**DATASET EXCERPTS**
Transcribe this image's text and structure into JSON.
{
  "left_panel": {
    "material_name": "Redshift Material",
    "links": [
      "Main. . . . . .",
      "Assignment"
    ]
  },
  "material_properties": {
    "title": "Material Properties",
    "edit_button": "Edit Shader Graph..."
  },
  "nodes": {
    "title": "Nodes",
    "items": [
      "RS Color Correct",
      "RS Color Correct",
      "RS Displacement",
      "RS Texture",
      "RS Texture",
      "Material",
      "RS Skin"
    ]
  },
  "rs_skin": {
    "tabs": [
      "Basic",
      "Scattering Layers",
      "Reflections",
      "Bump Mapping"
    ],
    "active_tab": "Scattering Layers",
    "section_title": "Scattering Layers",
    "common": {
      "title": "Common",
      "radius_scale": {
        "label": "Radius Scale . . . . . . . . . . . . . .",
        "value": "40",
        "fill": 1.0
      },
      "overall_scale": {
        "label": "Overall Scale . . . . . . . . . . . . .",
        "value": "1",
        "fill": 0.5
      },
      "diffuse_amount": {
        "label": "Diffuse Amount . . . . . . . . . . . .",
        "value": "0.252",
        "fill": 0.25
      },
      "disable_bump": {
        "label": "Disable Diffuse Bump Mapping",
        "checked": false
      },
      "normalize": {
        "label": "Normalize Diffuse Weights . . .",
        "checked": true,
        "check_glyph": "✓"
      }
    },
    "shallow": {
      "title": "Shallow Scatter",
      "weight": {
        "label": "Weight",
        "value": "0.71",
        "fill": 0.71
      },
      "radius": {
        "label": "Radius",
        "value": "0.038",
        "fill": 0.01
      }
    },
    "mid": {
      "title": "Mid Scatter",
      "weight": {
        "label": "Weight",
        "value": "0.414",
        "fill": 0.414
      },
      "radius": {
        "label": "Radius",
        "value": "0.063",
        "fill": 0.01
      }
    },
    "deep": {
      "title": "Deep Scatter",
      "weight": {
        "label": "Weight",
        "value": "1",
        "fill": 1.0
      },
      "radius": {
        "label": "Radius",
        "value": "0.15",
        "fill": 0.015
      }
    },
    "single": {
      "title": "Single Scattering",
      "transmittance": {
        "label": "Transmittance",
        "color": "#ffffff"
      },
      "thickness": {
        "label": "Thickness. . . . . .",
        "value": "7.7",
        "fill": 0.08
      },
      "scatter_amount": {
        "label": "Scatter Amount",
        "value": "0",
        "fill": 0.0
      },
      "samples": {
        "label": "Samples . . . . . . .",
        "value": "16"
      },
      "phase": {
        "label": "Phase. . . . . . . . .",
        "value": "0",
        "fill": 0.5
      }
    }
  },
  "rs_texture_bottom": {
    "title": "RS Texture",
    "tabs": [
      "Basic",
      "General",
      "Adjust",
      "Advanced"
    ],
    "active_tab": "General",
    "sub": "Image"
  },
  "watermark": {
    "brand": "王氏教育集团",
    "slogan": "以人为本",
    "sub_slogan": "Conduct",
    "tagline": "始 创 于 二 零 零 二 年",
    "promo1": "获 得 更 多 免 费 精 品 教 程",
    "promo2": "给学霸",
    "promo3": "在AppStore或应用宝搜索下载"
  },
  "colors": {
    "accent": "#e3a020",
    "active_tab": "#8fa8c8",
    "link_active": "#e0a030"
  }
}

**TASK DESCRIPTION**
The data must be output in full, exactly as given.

**ANSWER FOR THE TASK**
Transcribe this image's text and structure into JSON.
{
  "left_panel": {
    "material_name": "Redshift Material",
    "links": [
      "Main. . . . . .",
      "Assignment"
    ]
  },
  "material_properties": {
    "title": "Material Properties",
    "edit_button": "Edit Shader Graph..."
  },
  "nodes": {
    "title": "Nodes",
    "items": [
      "RS Color Correct",
      "RS Color Correct",
      "RS Displacement",
      "RS Texture",
      "RS Texture",
      "Material",
      "RS Skin"
    ]
  },
  "rs_skin": {
    "tabs": [
      "Basic",
      "Scattering Layers",
      "Reflections",
      "Bump Mapping"
    ],
    "active_tab": "Scattering Layers",
    "section_title": "Scattering Layers",
    "common": {
      "title": "Common",
      "radius_scale": {
        "label": "Radius Scale . . . . . . . . . . . . . .",
        "value": "40",
        "fill": 1.0
      },
      "overall_scale": {
        "label": "Overall Scale . . . . . . . . . . . . .",
        "value": "1",
        "fill": 0.5
      },
      "diffuse_amount": {
        "label": "Diffuse Amount . . . . . . . . . . . .",
        "value": "0.252",
        "fill": 0.25
      },
      "disable_bump": {
        "label": "Disable Diffuse Bump Mapping",
        "checked": false
      },
      "normalize": {
        "label": "Normalize Diffuse Weights . . .",
        "checked": true,
        "check_glyph": "✓"
      }
    },
    "shallow": {
      "title": "Shallow Scatter",
      "weight": {
        "label": "Weight",
        "value": "0.71",
        "fill": 0.71
      },
      "radius": {
        "label": "Radius",
        "value": "0.038",
        "fill": 0.01
      }
    },
    "mid": {
      "title": "Mid Scatter",
      "weight": {
        "label": "Weight",
        "value": "0.414",
        "fill": 0.414
      },
      "radius": {
        "label": "Radius",
        "value": "0.063",
        "fill": 0.01
      }
    },
    "deep": {
      "title": "Deep Scatter",
      "weight": {
        "label": "Weight",
        "value": "1",
        "fill": 1.0
      },
      "radius": {
        "label": "Radius",
        "value": "0.15",
        "fill": 0.015
      }
    },
    "single": {
      "title": "Single Scattering",
      "transmittance": {
        "label": "Transmittance",
        "color": "#ffffff"
      },
      "thickness": {
        "label": "Thickness. . . . . .",
        "value": "7.7",
        "fill": 0.08
      },
      "scatter_amount": {
        "label": "Scatter Amount",
        "value": "0",
        "fill": 0.0
      },
      "samples": {
        "label": "Samples . . . . . . .",
        "value": "16"
      },
      "phase": {
        "label": "Phase. . . . . . . . .",
        "value": "0",
        "fill": 0.5
      }
    }
  },
  "rs_texture_bottom": {
    "title": "RS Texture",
    "tabs": [
      "Basic",
      "General",
      "Adjust",
      "Advanced"
    ],
    "active_tab": "General",
    "sub": "Image"
  },
  "watermark": {
    "brand": "王氏教育集团",
    "slogan": "以人为本",
    "sub_slogan": "Conduct",
    "tagline": "始 创 于 二 零 零 二 年",
    "promo1": "获 得 更 多 免 费 精 品 教 程",
    "promo2": "给学霸",
    "promo3": "在AppStore或应用宝搜索下载"
  },
  "colors": {
    "accent": "#e3a020",
    "active_tab": "#8fa8c8",
    "link_active": "#e0a030"
  }
}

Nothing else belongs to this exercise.